The Our Hong Kong Foundation think tank has called for a sweeping revamp of the liberal studies curriculum in local secondary schools – including having the government vet all teaching materials – saying the controversial subject has not achieved its objectives of cultivating high-level critical thinking skills and open minds among students.
The group is headed by former Chief Executive Tung Chee-hwa, who is among a host of pro-Beijing figures to have suggested that the subject may have encouraged students to participate in anti-government protests.
The foundation on Monday issued a report proposing to rebrand liberal studies as “integrated studies”; removing it as a core subject for university admittance; and changing the subject to pass/fail in the Diploma of Secondary Education examinations instead of the existing seven-point grading system.
‘Alternative’ modes of assessment such as multiple-choice questions or word-matching, it said, should be added “to maximise fairness and flexibility.”
Instead of a core subject, the foundation said a ‘pass’ should be adequate for university admittance, because “result-focused articulation… is at odds with an ‘assessment for learning’ ethos… [and] hinders higher-order thinking skills and self-directed learning.”
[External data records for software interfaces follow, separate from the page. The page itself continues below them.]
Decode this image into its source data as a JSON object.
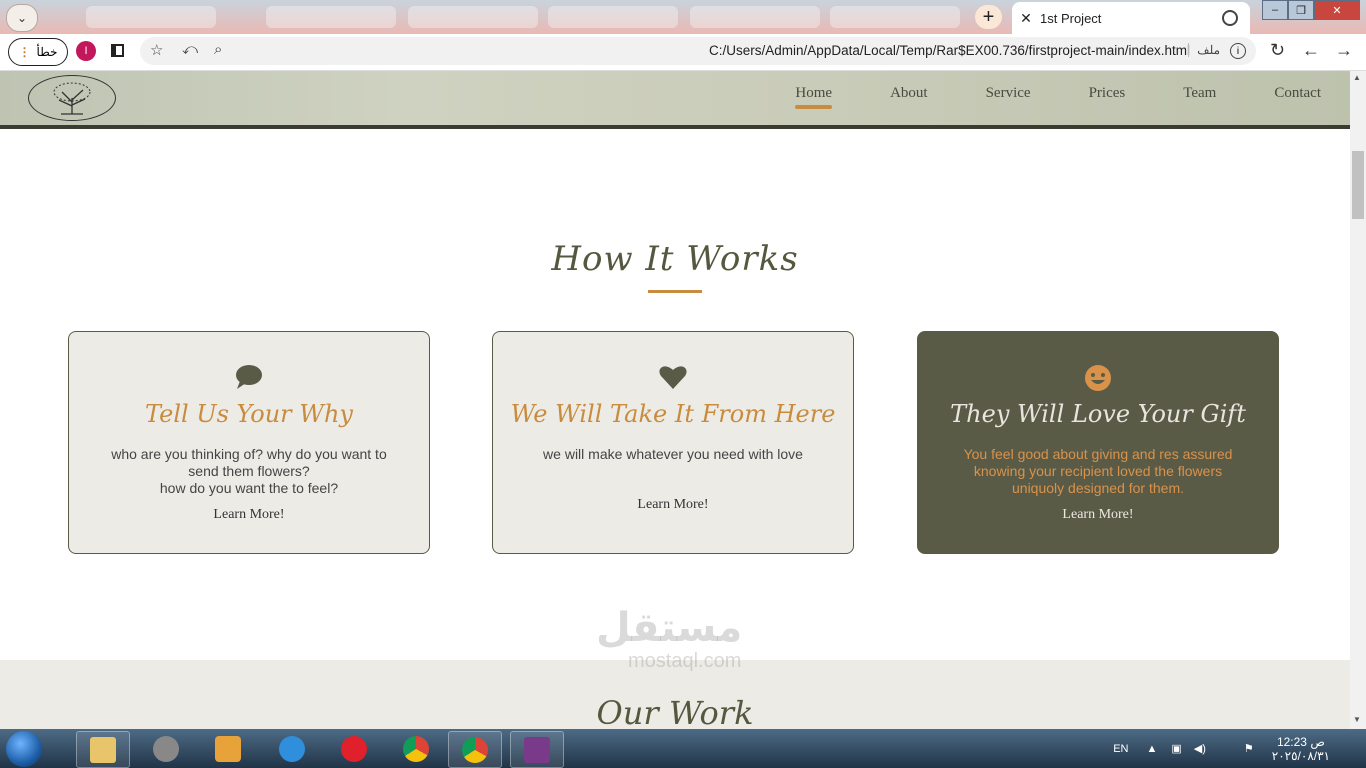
{
  "browser": {
    "active_tab_title": "1st Project",
    "address": "C:/Users/Admin/AppData/Local/Temp/Rar$EX00.736/firstproject-main/index.html",
    "error_pill_label": "خطأ",
    "profile_initial": "I",
    "file_label": "ملف",
    "colors": {
      "tab_strip": "#e9b9b4",
      "profile": "#c2185b"
    }
  },
  "site": {
    "nav": [
      "Home",
      "About",
      "Service",
      "Prices",
      "Team",
      "Contact"
    ],
    "active_nav": "Home",
    "section_title": "How It Works",
    "cards": [
      {
        "icon": "speech-bubble-icon",
        "title": "Tell Us Your Why",
        "lines": [
          "who are you thinking of? why do you want to send them flowers?",
          "how do you want the to feel?"
        ],
        "link": "Learn More!"
      },
      {
        "icon": "heart-icon",
        "title": "We Will Take It From Here",
        "lines": [
          "we will make whatever you need with love"
        ],
        "link": "Learn More!"
      },
      {
        "icon": "smiley-icon",
        "title": "They Will Love Your Gift",
        "lines": [
          "You feel good about giving and res assured knowing your recipient loved the flowers uniquoly designed for them."
        ],
        "link": "Learn More!"
      }
    ],
    "next_section_title": "Our Work",
    "colors": {
      "accent": "#c98c3e",
      "dark_card": "#5a5b47",
      "card_bg": "#edebe6"
    }
  },
  "watermark": {
    "text": "مستقل",
    "sub": "mostaql.com"
  },
  "taskbar": {
    "language": "EN",
    "time": "12:23 ص",
    "date": "٢٠٢٥/٠٨/٣١"
  }
}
It said the Education Bureau should set out “transparent and practical vetting guidelines” which should cover both textbooks and supplementary materials, noting that some people have criticised the subject for using “biased" teaching materials.
Last month, it emerged that local publishers had made a number of changes to liberal studies textbooks after participating in a voluntary review, taking out references to the concept of separation of powers, and civil disobedience.
The report backed up its suggestions citing surveys that say a majority of teachers and students found the curriculum overly broad.
It also concluded that the subject’s reliance on exams for assessment were a “hindrance to thinking skills”, and expressed concern that unvetted materials from social media were often used as teaching materials, “severely affect the accuracy and objectivity of content circulated in class.”
The foundation also said the subject is skewed towards the humanities “at the expense of science” – citing a significant fall in enrollment rates for science courses, and a decline in students’ performance in such subjects.
It said students should have the option of choosing more science-based options “to strike a better balance.”